AB - OBJECTIVES: To evaluate the Rochester and modified Philadelphia criteria for the risk stratification of febrile infants with invasive bacterial infection (IBI) who do not appear ill without routine cerebrospinal fluid (CSF) testing. METHODS: We performed a case-control study of febrile infants ≤60 days old presenting to 1 of 9 emergency departments from 2011 to 2016. For each infant with IBI (defined as a blood [bacteremia] and/or CSF [bacterial meningitis] culture with growth of a pathogen), controls without IBI were matched by site and date of visit. Infants were excluded if they appeared ill or had a complex chronic condition or if data for any component of the Rochester or modified Philadelphia criteria were missing. RESULTS: Overall, 135 infants with IBI (118 [87.4%] with bacteremia without meningitis and 17 [12.6%] with bacterial meningitis) and 249 controls were included. The sensitivity of the modified Philadelphia criteria was higher than that of the Rochester criteria (91.9% vs 81.5%; P =.01), but the specificity was lower (34.5% vs 59.8%; P <.001). Among 67 infants >28 days old with IBI, the sensitivity of both criteria was 83.6%; none of the 11 low-risk infants had bacterial meningitis. Of 68 infants ≤28 days old with IBI, 14 (20.6%) were low risk per the Rochester criteria, and 2 had meningitis. CONCLUSIONS: The modified Philadelphia criteria had high sensitivity for IBI without routine CSF testing, and all infants >28 days old with bacterial meningitis were classified as high risk. Because some infants with bacteremia were classified as low risk, infants discharged from the emergency department without CSF testing require close follow-up.

UR - http://www.scopus.com/inward/record.url?scp=85057880510&partnerID=8YFLogxK

UR - http://www.scopus.com/inward/citedby.url?scp=85057880510&partnerID=8YFLogxK

U2 - 10.1542/peds.2018-1879

DO - 10.1542/peds.2018-1879

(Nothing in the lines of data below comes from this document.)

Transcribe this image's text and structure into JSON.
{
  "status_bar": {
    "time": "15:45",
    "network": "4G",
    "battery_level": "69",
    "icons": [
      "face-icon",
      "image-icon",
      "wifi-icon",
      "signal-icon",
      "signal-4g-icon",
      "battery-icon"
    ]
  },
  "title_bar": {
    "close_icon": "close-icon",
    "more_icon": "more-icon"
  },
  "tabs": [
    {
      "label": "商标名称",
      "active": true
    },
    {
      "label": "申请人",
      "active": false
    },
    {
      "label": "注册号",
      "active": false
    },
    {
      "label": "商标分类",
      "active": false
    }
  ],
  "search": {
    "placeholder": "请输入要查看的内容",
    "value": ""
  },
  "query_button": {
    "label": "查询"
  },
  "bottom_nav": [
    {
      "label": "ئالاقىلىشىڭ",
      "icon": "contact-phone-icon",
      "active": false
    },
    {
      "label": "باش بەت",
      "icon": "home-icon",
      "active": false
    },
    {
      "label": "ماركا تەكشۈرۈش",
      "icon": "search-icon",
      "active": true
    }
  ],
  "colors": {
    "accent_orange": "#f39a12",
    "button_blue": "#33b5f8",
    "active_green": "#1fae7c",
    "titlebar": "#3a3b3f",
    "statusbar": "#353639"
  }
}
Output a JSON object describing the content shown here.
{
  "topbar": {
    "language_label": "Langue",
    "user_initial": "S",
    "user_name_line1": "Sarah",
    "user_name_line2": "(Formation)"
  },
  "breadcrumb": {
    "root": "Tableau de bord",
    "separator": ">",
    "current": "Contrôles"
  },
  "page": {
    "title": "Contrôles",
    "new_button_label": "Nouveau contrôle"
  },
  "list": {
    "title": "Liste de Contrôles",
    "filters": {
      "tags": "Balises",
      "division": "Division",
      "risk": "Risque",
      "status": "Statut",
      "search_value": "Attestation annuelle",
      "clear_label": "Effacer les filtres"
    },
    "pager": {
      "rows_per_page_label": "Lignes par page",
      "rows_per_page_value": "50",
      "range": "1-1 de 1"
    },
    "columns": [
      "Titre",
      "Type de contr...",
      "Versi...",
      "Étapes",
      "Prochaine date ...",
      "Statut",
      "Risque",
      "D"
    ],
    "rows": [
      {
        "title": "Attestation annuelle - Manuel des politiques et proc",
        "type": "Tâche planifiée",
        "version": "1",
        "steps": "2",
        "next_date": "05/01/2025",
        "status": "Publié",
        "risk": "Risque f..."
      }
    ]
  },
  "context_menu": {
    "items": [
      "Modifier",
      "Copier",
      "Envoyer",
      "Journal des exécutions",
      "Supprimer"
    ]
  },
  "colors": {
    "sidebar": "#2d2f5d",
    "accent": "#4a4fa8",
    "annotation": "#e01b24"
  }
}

M3 - Article

C2 - 30425130

AN - SCOPUS:85057880510

VL - 142

JO - Pediatrics

JF - Pediatrics

SN - 0031-4005

IS - 6

M1 - e20181879

ER -